If a line in the listing below holds the word "icon", it counts toward the total; report that total alone.

######

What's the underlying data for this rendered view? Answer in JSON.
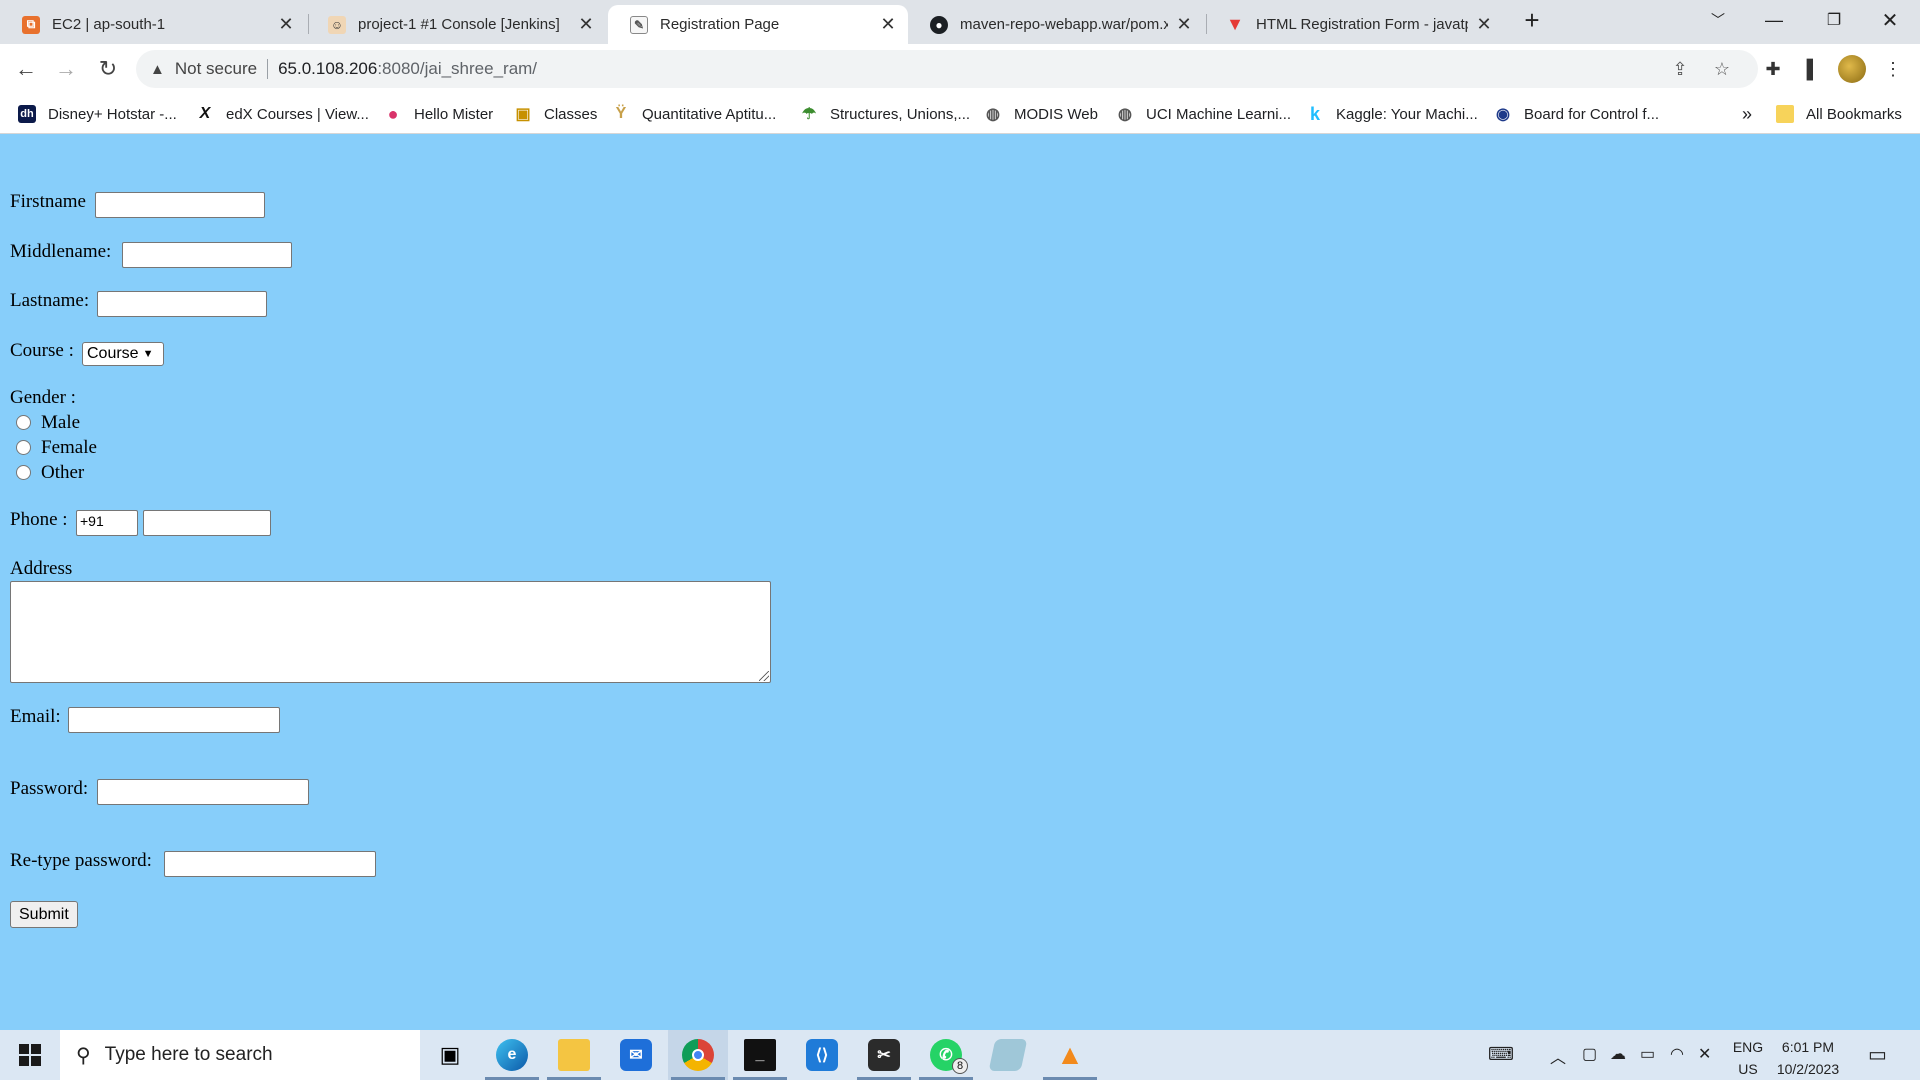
{
  "browser": {
    "tabs": [
      {
        "title": "EC2 | ap-south-1",
        "active": false
      },
      {
        "title": "project-1 #1 Console [Jenkins]",
        "active": false
      },
      {
        "title": "Registration Page",
        "active": true
      },
      {
        "title": "maven-repo-webapp.war/pom.x",
        "active": false
      },
      {
        "title": "HTML Registration Form - javatp",
        "active": false
      }
    ],
    "new_tab": "+",
    "address": {
      "security_label": "Not secure",
      "host": "65.0.108.206",
      "path": ":8080/jai_shree_ram/"
    },
    "bookmarks": [
      {
        "label": "Disney+ Hotstar -...",
        "icon": "hotstar-icon",
        "color": "#0c1a4a",
        "glyph": "dh"
      },
      {
        "label": "edX Courses | View...",
        "icon": "edx-icon",
        "color": "#ffffff",
        "glyph": "X"
      },
      {
        "label": "Hello Mister",
        "icon": "hello-mister-icon",
        "color": "#d9336a",
        "glyph": "●"
      },
      {
        "label": "Classes",
        "icon": "classroom-icon",
        "color": "#f4b400",
        "glyph": "▣"
      },
      {
        "label": "Quantitative Aptitu...",
        "icon": "aptitude-icon",
        "color": "#ffffff",
        "glyph": "Ÿ"
      },
      {
        "label": "Structures, Unions,...",
        "icon": "umbrella-icon",
        "color": "#ffffff",
        "glyph": "☂"
      },
      {
        "label": "MODIS Web",
        "icon": "globe-icon",
        "color": "#ffffff",
        "glyph": "◍"
      },
      {
        "label": "UCI Machine Learni...",
        "icon": "globe-icon",
        "color": "#ffffff",
        "glyph": "◍"
      },
      {
        "label": "Kaggle: Your Machi...",
        "icon": "kaggle-icon",
        "color": "#ffffff",
        "glyph": "k"
      },
      {
        "label": "Board for Control f...",
        "icon": "bcci-icon",
        "color": "#ffffff",
        "glyph": "◉"
      }
    ],
    "bookmarks_overflow": "»",
    "all_bookmarks": "All Bookmarks"
  },
  "form": {
    "firstname_label": "Firstname",
    "middlename_label": "Middlename:",
    "lastname_label": "Lastname:",
    "course_label": "Course :",
    "course_selected": "Course",
    "gender_label": "Gender :",
    "gender_options": [
      "Male",
      "Female",
      "Other"
    ],
    "phone_label": "Phone :",
    "phone_code": "+91",
    "address_label": "Address",
    "email_label": "Email:",
    "password_label": "Password:",
    "retype_label": "Re-type password:",
    "submit_label": "Submit"
  },
  "taskbar": {
    "search_placeholder": "Type here to search",
    "whatsapp_badge": "8",
    "lang_top": "ENG",
    "lang_bottom": "US",
    "time": "6:01 PM",
    "date": "10/2/2023"
  },
  "colors": {
    "page_background": "#87cefa",
    "active_tab": "#ffffff",
    "taskbar": "#dbe7f3"
  }
}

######

▶ WRITTEN SOLUTION
10